“When the people fear the government, you have tyranny, but when the government fears the people you have liberty!” The 2016 presidential primaries of both major parties are a testimony to the people who want to take our country back and an exhibition of those in power to prevent the will of the majority from accomplishing this goal. Rather than worrying about the people who don’t care, let’s ensure a fair, fraud-free process for those of us that do.
100 years of the League
As a longtime member of the League of Women Voters, I must respond to Dan Dell’Osa’s recent letter to the editor in which he stated that the League should be educating voters rather than simply promoting people to vote.
Since 1920, the League (at all levels: national, state, county and local) has diligently worked toward making sure people understand the issues they are asked to address when they vote.
In fact, our mission and vision statement is as follows:
“The League of Women Voters, a nonpartisan political organization, encourages the informed and active participation of citizens in government, works to increase understanding of major public policy issues, and influences public policy through education and advocacy.
The goal of the League of Women Voters is to empower citizens to shape better communities worldwide.
The League of Women Voters is a nonpartisan political membership organization, which acts after study and member agreement to achieve solutions in the public interest on key community issues at all government levels; builds citizen participation in the democratic process; and engages communities in promoting positive solutions to public policy issues through education and advocacy.”
So, Mr. Dell’Osa, for nearly 100 years, the League has been devoted to working to educate prospective voters on issues so that when their vote is cast, it is an educated vote, not just a number.
VP for Advocacy,
LWV of the Claremont Area
Portantino for State Senate

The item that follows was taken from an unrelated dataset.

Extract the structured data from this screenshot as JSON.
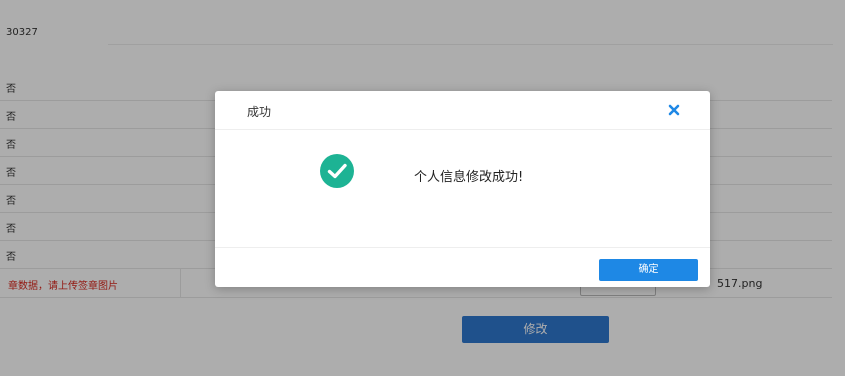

Anthony Portantino is, we believe, the best candidate in the June primary election for State Senate District 25. Mr. Portantino has been active in Claremont for more than five years. He has spoken at both the Democratic Club of Claremont and Claremont High School Young Democrats Club meetings several times. He has been part of our Independence Day booth and parade.
Mr. Portantino has listened to our concerns and shared his experience with us. While still a member of the assembly, before he was “termed out,” Anthony engaged with us.
While serving in the assembly, Mr. Portantino was a strong, progressive champion for education, jobs, human rights and the environment. He served as chair of the higher education committee, and authored the bill that protects our students from predatory “diploma mills.” Mr. Portantino fought for accountability and transparency in Sacramento and earned a reputation for independence and integrity.
Additionally, his strong record in the area of public health and public safety is second to none. Mr. Portantino introduced a bill to establish the California cord blood collection program. He has worked with the HIV/AIDS and women’s health communities on several bills to streamline bureaucracy and bring more services to HIV patients and has endeavored to bring more mammograms to women who have greater risk of developing breast cancer.
He championed efforts to coordinate the processing of rape kit evidence to send violent felons to prison and worked to bring survivor benefits to the families of fallen federal firefighters.
Along with the California Democratic Party, the Democratic Club of Claremont, Sam Pedroza, Joe Lyons, Larry Schroeder, Sandy Baldonado, Karen Rosenthal, Ellen Taylor, David Nemer, Steven Llanusa and Sue Keith, we support Anthony Portantino for State Senate in the 25th District.
John (Jack) and Carolee Monroe